(Data extract begins)

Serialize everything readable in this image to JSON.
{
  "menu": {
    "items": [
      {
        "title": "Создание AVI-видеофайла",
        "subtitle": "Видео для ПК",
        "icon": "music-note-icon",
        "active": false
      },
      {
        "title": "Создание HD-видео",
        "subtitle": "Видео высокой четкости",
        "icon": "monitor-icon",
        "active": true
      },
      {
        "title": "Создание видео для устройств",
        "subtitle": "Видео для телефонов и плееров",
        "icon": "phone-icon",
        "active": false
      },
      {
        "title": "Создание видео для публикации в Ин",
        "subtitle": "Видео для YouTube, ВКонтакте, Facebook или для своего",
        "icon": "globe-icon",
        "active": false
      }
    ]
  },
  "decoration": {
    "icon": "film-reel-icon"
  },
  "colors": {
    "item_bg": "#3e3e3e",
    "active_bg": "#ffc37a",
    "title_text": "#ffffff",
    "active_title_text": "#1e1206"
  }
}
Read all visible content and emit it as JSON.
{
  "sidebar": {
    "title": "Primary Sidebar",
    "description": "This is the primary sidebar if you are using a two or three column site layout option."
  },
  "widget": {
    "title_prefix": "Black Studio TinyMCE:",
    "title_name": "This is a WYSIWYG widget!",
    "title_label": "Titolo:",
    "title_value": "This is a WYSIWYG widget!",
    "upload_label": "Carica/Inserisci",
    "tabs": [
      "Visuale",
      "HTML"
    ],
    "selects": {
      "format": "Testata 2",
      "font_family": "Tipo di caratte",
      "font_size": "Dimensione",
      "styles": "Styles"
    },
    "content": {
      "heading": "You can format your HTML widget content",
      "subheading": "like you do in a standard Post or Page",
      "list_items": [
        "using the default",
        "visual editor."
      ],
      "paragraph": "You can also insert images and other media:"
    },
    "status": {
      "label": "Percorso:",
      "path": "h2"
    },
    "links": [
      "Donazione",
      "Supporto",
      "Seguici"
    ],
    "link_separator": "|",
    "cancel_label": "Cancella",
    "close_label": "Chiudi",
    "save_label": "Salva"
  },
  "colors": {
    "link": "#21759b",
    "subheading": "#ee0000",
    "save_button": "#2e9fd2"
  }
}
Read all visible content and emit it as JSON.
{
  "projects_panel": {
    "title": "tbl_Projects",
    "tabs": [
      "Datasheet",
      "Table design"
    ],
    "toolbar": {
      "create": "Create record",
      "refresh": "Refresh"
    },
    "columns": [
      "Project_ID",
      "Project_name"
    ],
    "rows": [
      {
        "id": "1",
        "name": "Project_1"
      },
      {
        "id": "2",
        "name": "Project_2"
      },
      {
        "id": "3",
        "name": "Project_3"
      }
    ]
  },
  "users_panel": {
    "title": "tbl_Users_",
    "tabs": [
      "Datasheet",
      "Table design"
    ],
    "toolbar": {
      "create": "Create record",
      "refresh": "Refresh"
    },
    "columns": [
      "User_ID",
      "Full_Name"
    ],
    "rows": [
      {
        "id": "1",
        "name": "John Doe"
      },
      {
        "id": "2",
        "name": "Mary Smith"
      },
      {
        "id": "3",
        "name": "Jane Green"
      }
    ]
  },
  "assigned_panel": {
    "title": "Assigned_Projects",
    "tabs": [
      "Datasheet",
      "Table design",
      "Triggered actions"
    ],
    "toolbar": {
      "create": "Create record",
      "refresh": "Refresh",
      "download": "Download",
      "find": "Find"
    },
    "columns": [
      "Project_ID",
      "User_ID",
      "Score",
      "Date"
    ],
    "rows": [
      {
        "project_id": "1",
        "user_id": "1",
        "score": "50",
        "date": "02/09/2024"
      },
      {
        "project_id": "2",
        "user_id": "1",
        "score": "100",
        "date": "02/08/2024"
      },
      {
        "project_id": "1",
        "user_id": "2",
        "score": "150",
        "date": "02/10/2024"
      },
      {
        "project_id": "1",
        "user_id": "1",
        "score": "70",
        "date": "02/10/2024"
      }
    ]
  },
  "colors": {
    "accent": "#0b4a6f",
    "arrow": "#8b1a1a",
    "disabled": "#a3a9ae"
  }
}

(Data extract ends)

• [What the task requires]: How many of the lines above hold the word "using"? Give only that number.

• [Your response]: 2